## Input material
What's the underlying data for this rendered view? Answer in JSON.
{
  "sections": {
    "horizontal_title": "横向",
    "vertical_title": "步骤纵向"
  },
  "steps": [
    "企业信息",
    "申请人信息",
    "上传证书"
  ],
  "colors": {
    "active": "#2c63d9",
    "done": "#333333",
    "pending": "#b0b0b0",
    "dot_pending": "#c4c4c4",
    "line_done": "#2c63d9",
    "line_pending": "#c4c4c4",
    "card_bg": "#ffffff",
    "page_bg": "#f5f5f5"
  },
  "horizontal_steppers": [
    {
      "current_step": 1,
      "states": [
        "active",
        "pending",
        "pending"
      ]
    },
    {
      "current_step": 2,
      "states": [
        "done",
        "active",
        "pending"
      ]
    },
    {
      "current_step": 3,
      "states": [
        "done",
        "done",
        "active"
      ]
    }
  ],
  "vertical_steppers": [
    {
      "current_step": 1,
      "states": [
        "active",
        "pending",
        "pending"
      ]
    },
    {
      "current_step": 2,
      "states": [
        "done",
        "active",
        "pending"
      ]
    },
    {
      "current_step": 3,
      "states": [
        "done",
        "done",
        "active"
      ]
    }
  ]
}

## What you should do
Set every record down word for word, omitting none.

## Problem solution
What's the underlying data for this rendered view? Answer in JSON.
{
  "sections": {
    "horizontal_title": "横向",
    "vertical_title": "步骤纵向"
  },
  "steps": [
    "企业信息",
    "申请人信息",
    "上传证书"
  ],
  "colors": {
    "active": "#2c63d9",
    "done": "#333333",
    "pending": "#b0b0b0",
    "dot_pending": "#c4c4c4",
    "line_done": "#2c63d9",
    "line_pending": "#c4c4c4",
    "card_bg": "#ffffff",
    "page_bg": "#f5f5f5"
  },
  "horizontal_steppers": [
    {
      "current_step": 1,
      "states": [
        "active",
        "pending",
        "pending"
      ]
    },
    {
      "current_step": 2,
      "states": [
        "done",
        "active",
        "pending"
      ]
    },
    {
      "current_step": 3,
      "states": [
        "done",
        "done",
        "active"
      ]
    }
  ],
  "vertical_steppers": [
    {
      "current_step": 1,
      "states": [
        "active",
        "pending",
        "pending"
      ]
    },
    {
      "current_step": 2,
      "states": [
        "done",
        "active",
        "pending"
      ]
    },
    {
      "current_step": 3,
      "states": [
        "done",
        "done",
        "active"
      ]
    }
  ]
}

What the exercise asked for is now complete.